[[ PROVIDED INFORMATION open ]]

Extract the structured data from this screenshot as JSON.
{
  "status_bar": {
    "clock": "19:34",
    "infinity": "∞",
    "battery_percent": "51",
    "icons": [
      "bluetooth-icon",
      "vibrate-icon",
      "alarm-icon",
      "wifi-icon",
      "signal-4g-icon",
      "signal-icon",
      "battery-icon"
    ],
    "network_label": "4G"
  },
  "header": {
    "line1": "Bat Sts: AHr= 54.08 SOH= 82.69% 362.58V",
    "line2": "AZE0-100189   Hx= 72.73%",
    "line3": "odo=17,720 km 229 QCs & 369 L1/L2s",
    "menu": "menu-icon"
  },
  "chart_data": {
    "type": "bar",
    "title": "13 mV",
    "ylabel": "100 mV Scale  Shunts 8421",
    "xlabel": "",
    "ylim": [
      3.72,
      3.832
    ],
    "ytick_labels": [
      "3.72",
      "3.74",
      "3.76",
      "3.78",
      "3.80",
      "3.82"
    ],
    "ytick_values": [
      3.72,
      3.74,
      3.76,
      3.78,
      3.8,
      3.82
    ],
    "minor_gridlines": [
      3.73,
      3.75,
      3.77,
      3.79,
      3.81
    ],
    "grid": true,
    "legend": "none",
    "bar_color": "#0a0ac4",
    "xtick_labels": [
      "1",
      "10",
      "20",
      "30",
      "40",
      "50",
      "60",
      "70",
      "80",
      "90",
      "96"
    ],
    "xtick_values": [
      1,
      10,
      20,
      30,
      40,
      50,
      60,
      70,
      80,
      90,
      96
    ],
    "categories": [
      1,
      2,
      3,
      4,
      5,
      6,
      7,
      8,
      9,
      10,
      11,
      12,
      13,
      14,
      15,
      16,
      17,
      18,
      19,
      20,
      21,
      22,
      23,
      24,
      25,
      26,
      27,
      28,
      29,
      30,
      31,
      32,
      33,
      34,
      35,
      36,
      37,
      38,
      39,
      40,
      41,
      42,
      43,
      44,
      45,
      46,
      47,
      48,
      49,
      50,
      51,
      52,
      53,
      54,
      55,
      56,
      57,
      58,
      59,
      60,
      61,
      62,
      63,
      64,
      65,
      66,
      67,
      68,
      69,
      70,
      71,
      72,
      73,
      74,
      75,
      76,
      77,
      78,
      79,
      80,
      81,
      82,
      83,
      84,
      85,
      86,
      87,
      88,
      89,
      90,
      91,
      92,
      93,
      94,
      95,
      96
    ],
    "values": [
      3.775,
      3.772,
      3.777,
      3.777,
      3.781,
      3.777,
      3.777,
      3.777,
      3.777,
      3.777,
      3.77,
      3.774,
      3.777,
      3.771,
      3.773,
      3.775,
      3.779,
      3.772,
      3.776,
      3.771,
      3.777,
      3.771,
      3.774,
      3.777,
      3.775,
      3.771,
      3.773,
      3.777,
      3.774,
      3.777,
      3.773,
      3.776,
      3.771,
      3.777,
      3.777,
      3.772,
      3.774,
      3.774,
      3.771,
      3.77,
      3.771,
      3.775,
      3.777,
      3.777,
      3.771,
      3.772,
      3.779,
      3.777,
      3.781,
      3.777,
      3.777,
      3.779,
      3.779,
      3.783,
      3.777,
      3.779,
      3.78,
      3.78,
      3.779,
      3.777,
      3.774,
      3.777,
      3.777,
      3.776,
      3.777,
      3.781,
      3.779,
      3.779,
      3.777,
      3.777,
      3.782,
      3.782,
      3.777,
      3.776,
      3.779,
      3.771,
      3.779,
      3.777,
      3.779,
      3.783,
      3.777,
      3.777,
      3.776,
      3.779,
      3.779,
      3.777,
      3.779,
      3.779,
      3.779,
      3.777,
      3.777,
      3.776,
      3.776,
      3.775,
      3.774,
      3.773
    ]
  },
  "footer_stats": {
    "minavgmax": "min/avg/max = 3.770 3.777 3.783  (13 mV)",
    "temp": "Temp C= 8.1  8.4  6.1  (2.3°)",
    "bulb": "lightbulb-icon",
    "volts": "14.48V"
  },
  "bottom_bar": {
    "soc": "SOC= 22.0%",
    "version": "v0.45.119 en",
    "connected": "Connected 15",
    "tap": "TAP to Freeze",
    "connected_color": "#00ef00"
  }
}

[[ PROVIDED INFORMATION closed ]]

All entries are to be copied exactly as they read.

## ANSWER SECTION
Extract the structured data from this screenshot as JSON.
{
  "status_bar": {
    "clock": "19:34",
    "infinity": "∞",
    "battery_percent": "51",
    "icons": [
      "bluetooth-icon",
      "vibrate-icon",
      "alarm-icon",
      "wifi-icon",
      "signal-4g-icon",
      "signal-icon",
      "battery-icon"
    ],
    "network_label": "4G"
  },
  "header": {
    "line1": "Bat Sts: AHr= 54.08 SOH= 82.69% 362.58V",
    "line2": "AZE0-100189   Hx= 72.73%",
    "line3": "odo=17,720 km 229 QCs & 369 L1/L2s",
    "menu": "menu-icon"
  },
  "chart_data": {
    "type": "bar",
    "title": "13 mV",
    "ylabel": "100 mV Scale  Shunts 8421",
    "xlabel": "",
    "ylim": [
      3.72,
      3.832
    ],
    "ytick_labels": [
      "3.72",
      "3.74",
      "3.76",
      "3.78",
      "3.80",
      "3.82"
    ],
    "ytick_values": [
      3.72,
      3.74,
      3.76,
      3.78,
      3.8,
      3.82
    ],
    "minor_gridlines": [
      3.73,
      3.75,
      3.77,
      3.79,
      3.81
    ],
    "grid": true,
    "legend": "none",
    "bar_color": "#0a0ac4",
    "xtick_labels": [
      "1",
      "10",
      "20",
      "30",
      "40",
      "50",
      "60",
      "70",
      "80",
      "90",
      "96"
    ],
    "xtick_values": [
      1,
      10,
      20,
      30,
      40,
      50,
      60,
      70,
      80,
      90,
      96
    ],
    "categories": [
      1,
      2,
      3,
      4,
      5,
      6,
      7,
      8,
      9,
      10,
      11,
      12,
      13,
      14,
      15,
      16,
      17,
      18,
      19,
      20,
      21,
      22,
      23,
      24,
      25,
      26,
      27,
      28,
      29,
      30,
      31,
      32,
      33,
      34,
      35,
      36,
      37,
      38,
      39,
      40,
      41,
      42,
      43,
      44,
      45,
      46,
      47,
      48,
      49,
      50,
      51,
      52,
      53,
      54,
      55,
      56,
      57,
      58,
      59,
      60,
      61,
      62,
      63,
      64,
      65,
      66,
      67,
      68,
      69,
      70,
      71,
      72,
      73,
      74,
      75,
      76,
      77,
      78,
      79,
      80,
      81,
      82,
      83,
      84,
      85,
      86,
      87,
      88,
      89,
      90,
      91,
      92,
      93,
      94,
      95,
      96
    ],
    "values": [
      3.775,
      3.772,
      3.777,
      3.777,
      3.781,
      3.777,
      3.777,
      3.777,
      3.777,
      3.777,
      3.77,
      3.774,
      3.777,
      3.771,
      3.773,
      3.775,
      3.779,
      3.772,
      3.776,
      3.771,
      3.777,
      3.771,
      3.774,
      3.777,
      3.775,
      3.771,
      3.773,
      3.777,
      3.774,
      3.777,
      3.773,
      3.776,
      3.771,
      3.777,
      3.777,
      3.772,
      3.774,
      3.774,
      3.771,
      3.77,
      3.771,
      3.775,
      3.777,
      3.777,
      3.771,
      3.772,
      3.779,
      3.777,
      3.781,
      3.777,
      3.777,
      3.779,
      3.779,
      3.783,
      3.777,
      3.779,
      3.78,
      3.78,
      3.779,
      3.777,
      3.774,
      3.777,
      3.777,
      3.776,
      3.777,
      3.781,
      3.779,
      3.779,
      3.777,
      3.777,
      3.782,
      3.782,
      3.777,
      3.776,
      3.779,
      3.771,
      3.779,
      3.777,
      3.779,
      3.783,
      3.777,
      3.777,
      3.776,
      3.779,
      3.779,
      3.777,
      3.779,
      3.779,
      3.779,
      3.777,
      3.777,
      3.776,
      3.776,
      3.775,
      3.774,
      3.773
    ]
  },
  "footer_stats": {
    "minavgmax": "min/avg/max = 3.770 3.777 3.783  (13 mV)",
    "temp": "Temp C= 8.1  8.4  6.1  (2.3°)",
    "bulb": "lightbulb-icon",
    "volts": "14.48V"
  },
  "bottom_bar": {
    "soc": "SOC= 22.0%",
    "version": "v0.45.119 en",
    "connected": "Connected 15",
    "tap": "TAP to Freeze",
    "connected_color": "#00ef00"
  }
}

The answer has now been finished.